On Monday, Bernie Sanders gave his best pitch to date asking his followers to accept reality and support Hillary Clinton. He says she’s the candidate who will appoint Supreme Court justices willing to overturn the Citizens United campaign finance ruling, hold Wall Street accountable, and implement his plan for affordable college tuition.
From Sanders’ speech:
“Any objective observer will conclude that, based on her ideas and her leadership, Hillary Clinton must become the next president of the United States.”
Sanders supporters got some big wins at the start of the convention. The convention adopted what Sanders and others are calling the most progressive Democratic platform ever. And the DNC’s rules committee voted to examine overhauling the party’s superdelegate system in future election cycles.
How far could these things go toward uniting Democrats after a hard-fought primary cycle?
“If we were ever going to get to a unity place, we were going to have to address this (superdelegate) issue,” says Maine state Rep. Diane Russell (D-Portland), who helped lead a successful effort in her state to abolish its superdelegates by 2020.
“It’s always been about ensuring people have confidence in their vote,” she says.

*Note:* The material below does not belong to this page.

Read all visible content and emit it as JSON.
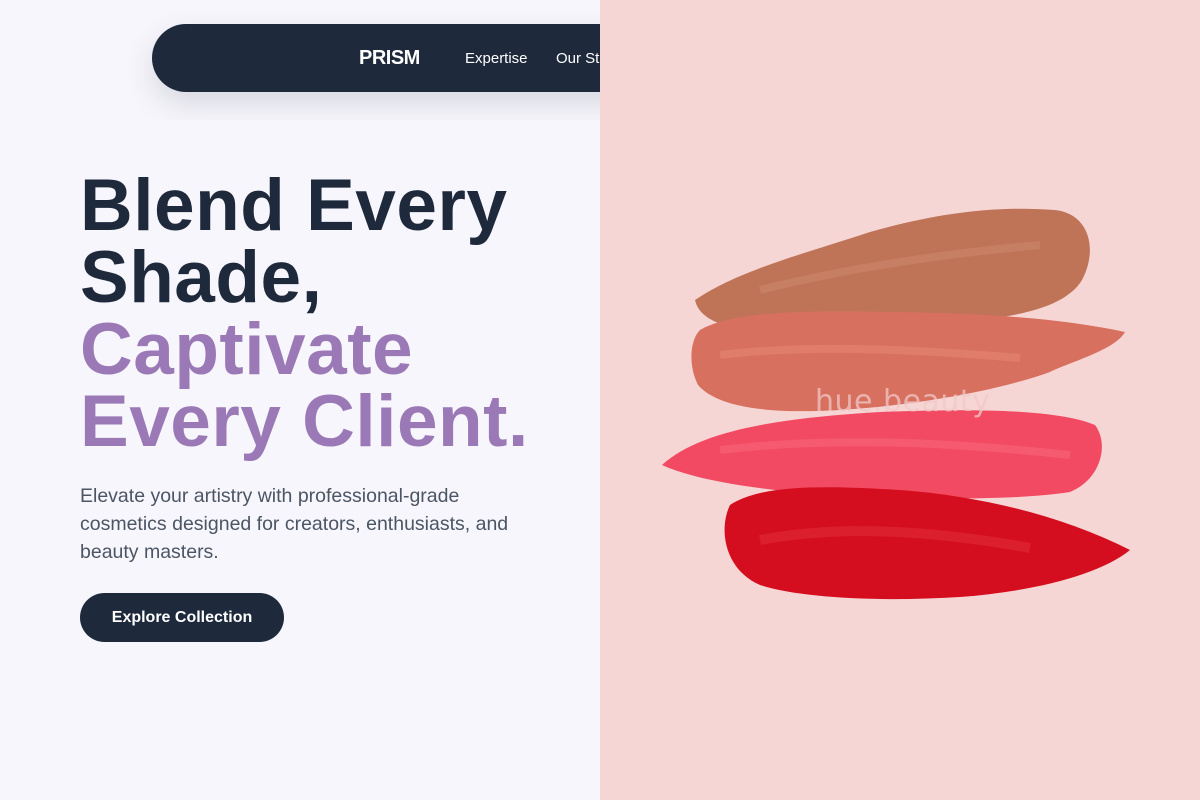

To hear the full conversation, click on the audio player above.